Wednesday, May 12, 2010

T Minus One Week

So it's finally settled – I will be leaving my site on Saturday, and flying back to the US next Wednesday. Two days left at the school. Two precious days, each one a beautiful memory yet to be made. Peace Corps bills itself as “the toughest job you'll ever love,” and it's so true; I love being here and I wish more than I can express that I hadn't decided to leave early. If only I had a few more weeks in Liberia, a few more weeks with these precious, lovely children . . .

HA. Just kidding. Since the students know that I've already calculated their final grades, they have no motivation whatsoever to do any work and are more disruptive than ever. Today, I spent 10 minutes trying to get the 8th-grade class to shut the fuck up so we could review the answers to their last homework assignment, only to give up and storm out of the class in tears, after lecturing them about what disrespectful, ungrateful, thieving little shitheads they are (I didn't actually say those exact words) and telling them how happy I am that I'll never see them again (I did actually say those exact words). I then broke down sobbing in the principal's office, whining about last week's theft of my phone and the disrespect of the students.

So on top of the mess of feelings that I was experiencing before, I can add a healthy dose of shame and embarrassment. I could just see myself, sitting there, the poor self-pitying white lady preparing to fly back to her rich country, crying because a bunch of parent-less, self-supporting, half-educated teenagers WERE MEAN TO ME. Waahhhh!! Waaahhhhh!!!

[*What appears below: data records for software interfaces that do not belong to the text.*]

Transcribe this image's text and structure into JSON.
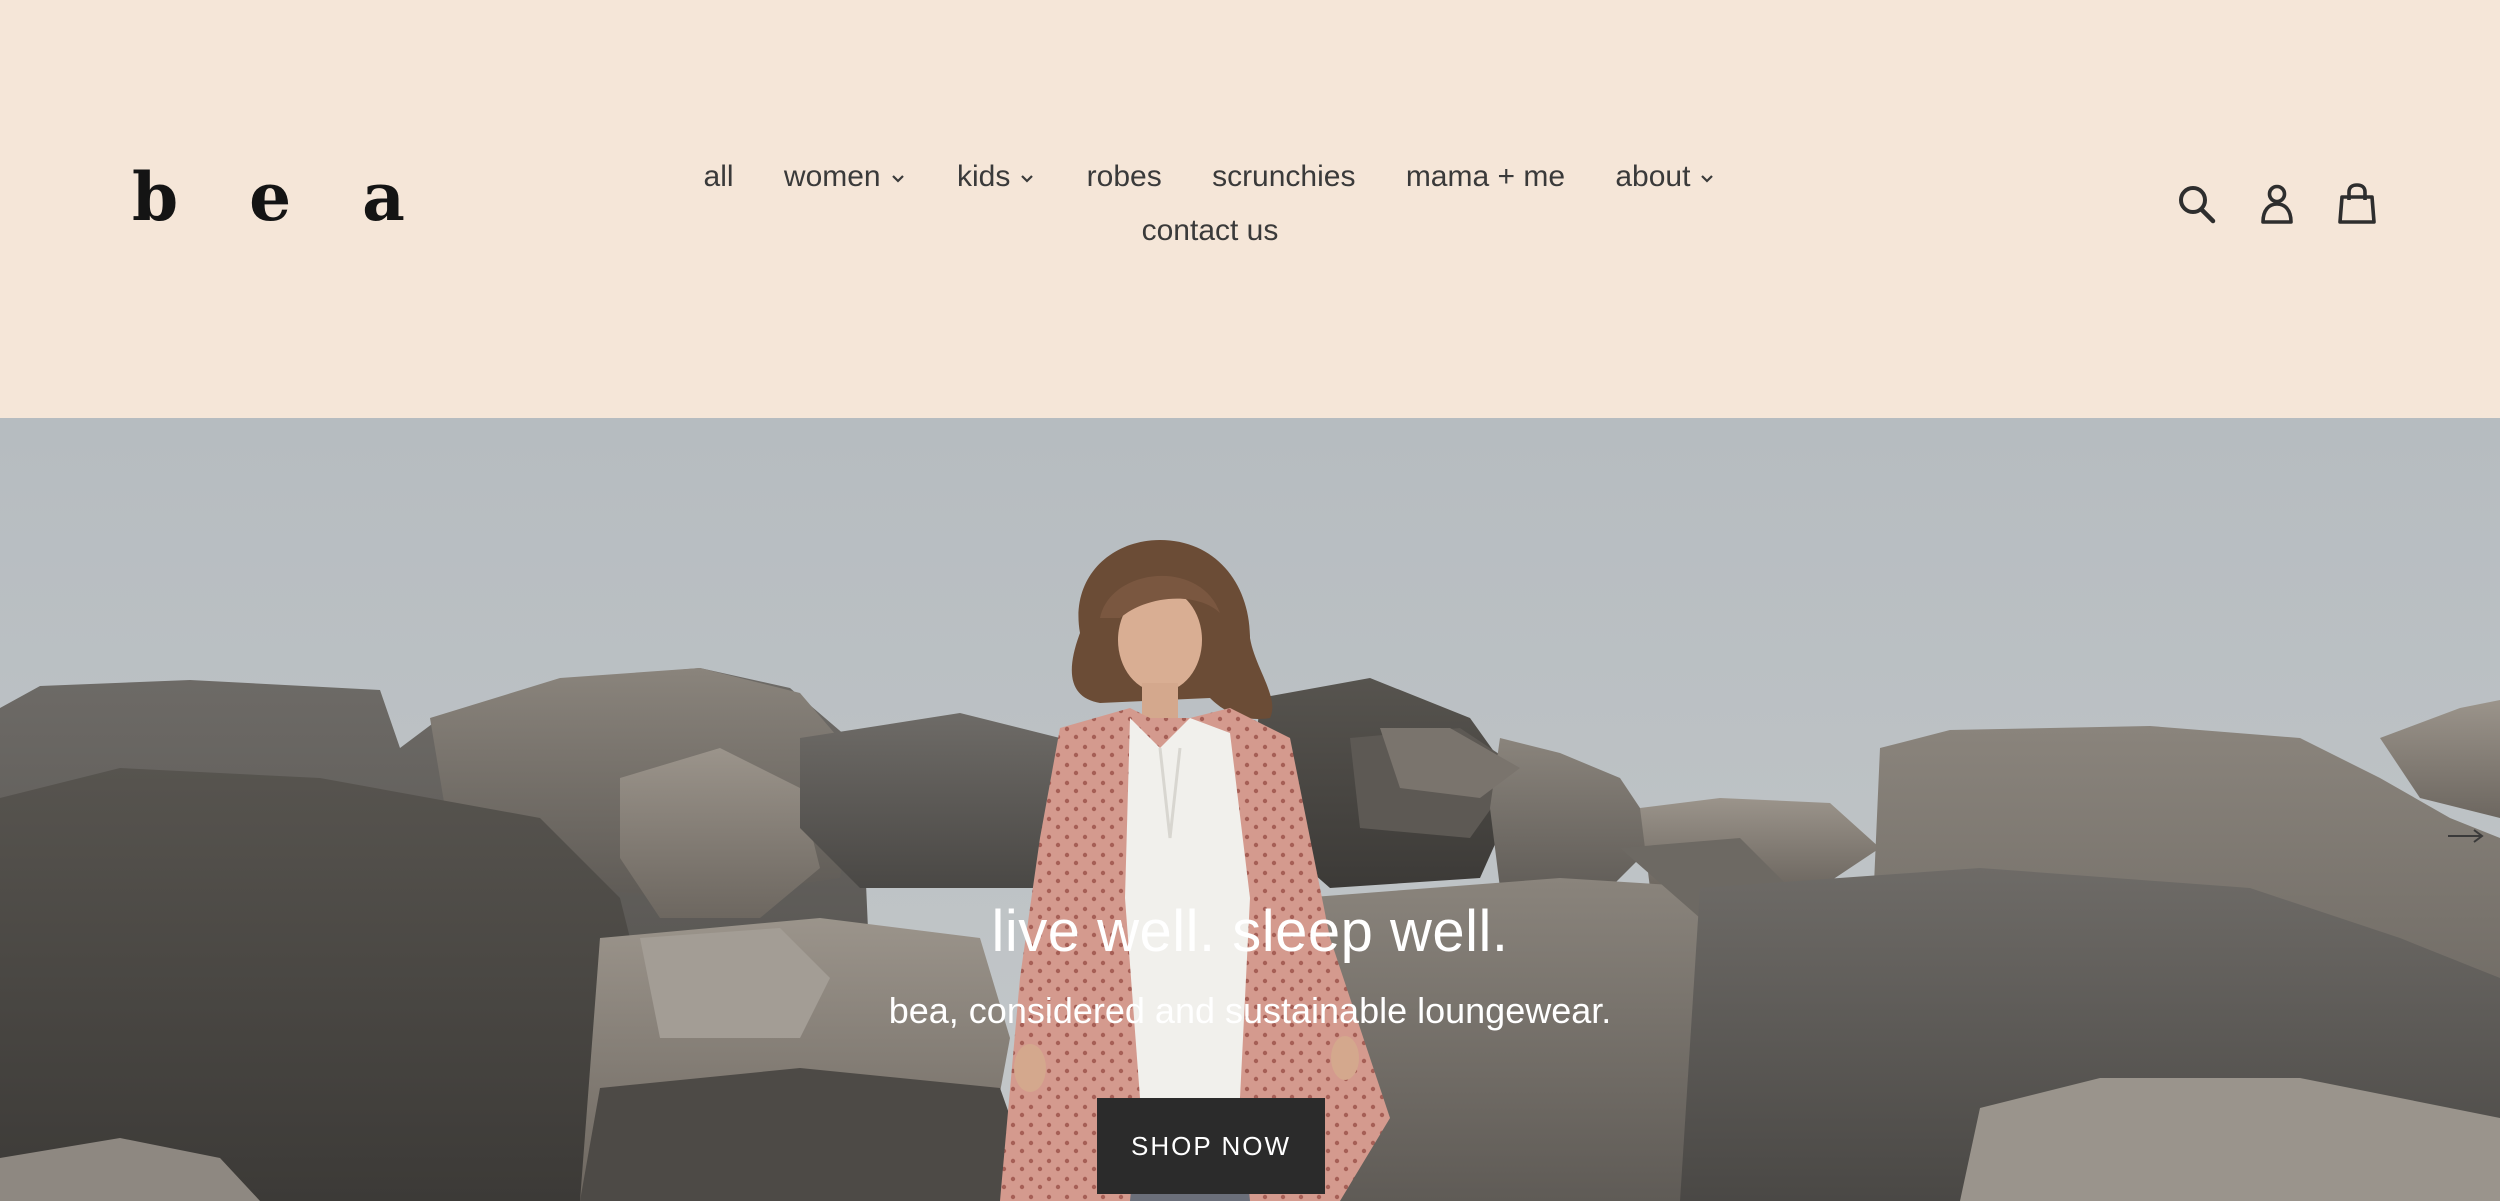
{
  "brand": {
    "logo": "b e a"
  },
  "nav": {
    "items": [
      {
        "label": "all",
        "dropdown": false
      },
      {
        "label": "women",
        "dropdown": true
      },
      {
        "label": "kids",
        "dropdown": true
      },
      {
        "label": "robes",
        "dropdown": false
      },
      {
        "label": "scrunchies",
        "dropdown": false
      },
      {
        "label": "mama + me",
        "dropdown": false
      },
      {
        "label": "about",
        "dropdown": true
      },
      {
        "label": "contact us",
        "dropdown": false
      }
    ]
  },
  "header_icons": [
    "search-icon",
    "account-icon",
    "cart-icon"
  ],
  "hero": {
    "title": "live well. sleep well.",
    "subtitle": "bea, considered and sustainable loungewear.",
    "cta_label": "SHOP NOW"
  },
  "colors": {
    "header_bg": "#f5e6d8",
    "text": "#3a3a3a",
    "button_bg": "#2b2b2b",
    "button_text": "#ffffff"
  }
}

And because I complained to the principal, all 200 of the 7th and 8th grade students are now being punished by being forced to do manual labor tomorrow, cleaning the campus. Some of the good, responsible students in the 8th-grade class came to me to complain about the punishment, and, pettily, I refused to listen and told them their class was rude and disrespectful and SHOULD be punished.


To be fair (and as I tearfully kept trying to explain to the principal in between denunciations of the students), I know that part of why I was so sensitive to the students' misbehavior was because part of me IS genuinely sad to leave. This HAS been an incredibly educational, beneficial, and rewarding experience, and I would not hesitate for a second to do it all over again if I had the chance. There are a lot of wonderful, wonderful people here, and I do feel a great deal of affection and sympathy for the students.

But I'm ready to GET THE FUCK OUT.

1 comment:

  1. Hey Erin,

    Just getting around to reading this now. The way you described the miserable behavior of your class had me quite amused. Such entertaining commentary is sure to make the NY Times best selling memoir list if you were contemplating a diversion from your blog:)

    Welcome back to the west, I hope the volcano doesn't give you too much trouble! Oh.. and many apologies for my terrible ability to stay in touch.